> _WHAT THE TASK ASKS_
Bring together every line in the data that includes "title".

───── RECORDED INFORMATION ─────

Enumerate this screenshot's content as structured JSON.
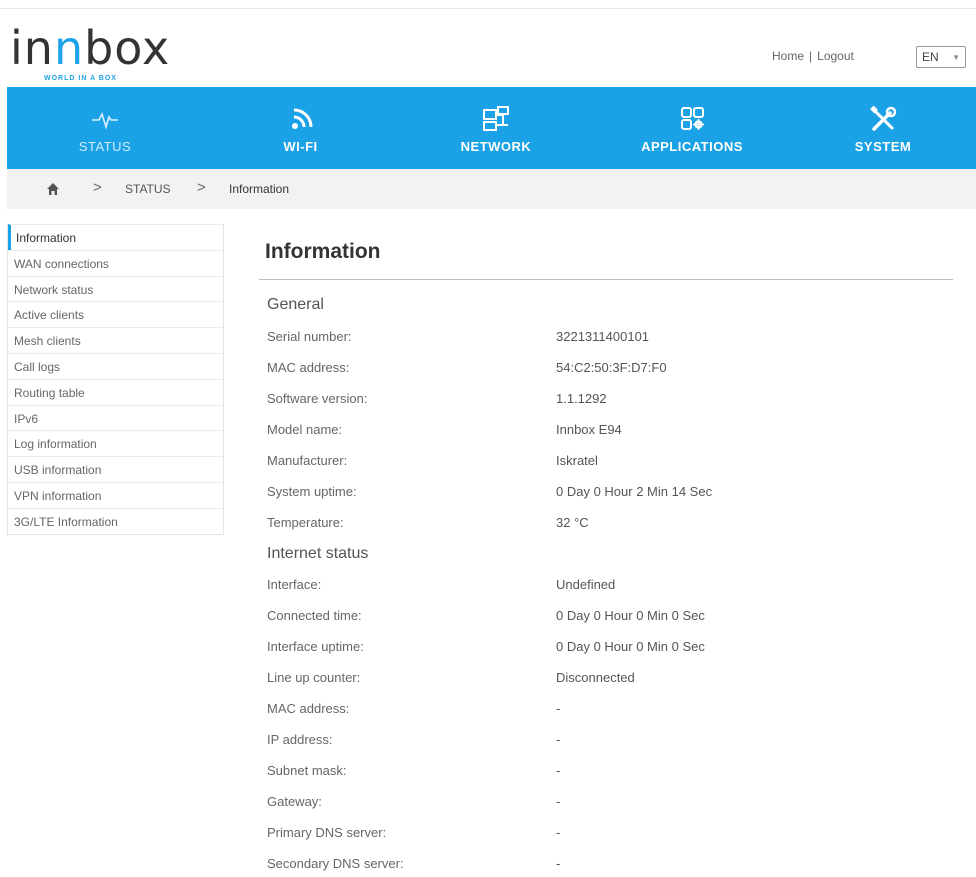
{
  "brand": {
    "logo_text_left": "in",
    "logo_text_accent": "n",
    "logo_text_right": "box",
    "tagline": "WORLD IN A BOX",
    "accent_color": "#1ba1e6"
  },
  "top_links": {
    "home": "Home",
    "separator": "|",
    "logout": "Logout"
  },
  "language": {
    "selected": "EN"
  },
  "nav": [
    {
      "label": "STATUS",
      "icon": "pulse-icon",
      "active": true
    },
    {
      "label": "WI-FI",
      "icon": "wifi-icon",
      "active": false
    },
    {
      "label": "NETWORK",
      "icon": "network-icon",
      "active": false
    },
    {
      "label": "APPLICATIONS",
      "icon": "apps-icon",
      "active": false
    },
    {
      "label": "SYSTEM",
      "icon": "tools-icon",
      "active": false
    }
  ],
  "breadcrumb": {
    "level1": "STATUS",
    "level2": "Information"
  },
  "sidebar": {
    "items": [
      "Information",
      "WAN connections",
      "Network status",
      "Active clients",
      "Mesh clients",
      "Call logs",
      "Routing table",
      "IPv6",
      "Log information",
      "USB information",
      "VPN information",
      "3G/LTE Information"
    ],
    "active_index": 0
  },
  "page": {
    "title": "Information"
  },
  "general": {
    "title": "General",
    "rows": [
      {
        "label": "Serial number:",
        "value": "3221311400101"
      },
      {
        "label": "MAC address:",
        "value": "54:C2:50:3F:D7:F0"
      },
      {
        "label": "Software version:",
        "value": "1.1.1292"
      },
      {
        "label": "Model name:",
        "value": "Innbox E94"
      },
      {
        "label": "Manufacturer:",
        "value": "Iskratel"
      },
      {
        "label": "System uptime:",
        "value": "0 Day 0 Hour 2 Min 14 Sec"
      },
      {
        "label": "Temperature:",
        "value": "32 °C"
      }
    ]
  },
  "internet": {
    "title": "Internet status",
    "rows": [
      {
        "label": "Interface:",
        "value": "Undefined"
      },
      {
        "label": "Connected time:",
        "value": "0 Day 0 Hour 0 Min 0 Sec"
      },
      {
        "label": "Interface uptime:",
        "value": "0 Day 0 Hour 0 Min 0 Sec"
      },
      {
        "label": "Line up counter:",
        "value": "Disconnected"
      },
      {
        "label": "MAC address:",
        "value": "-"
      },
      {
        "label": "IP address:",
        "value": "-"
      },
      {
        "label": "Subnet mask:",
        "value": "-"
      },
      {
        "label": "Gateway:",
        "value": "-"
      },
      {
        "label": "Primary DNS server:",
        "value": "-"
      },
      {
        "label": "Secondary DNS server:",
        "value": "-"
      }
    ]
  }
}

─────

> _WRITTEN REPLY_
    "title": "Information"
    "title": "General",
    "title": "Internet status",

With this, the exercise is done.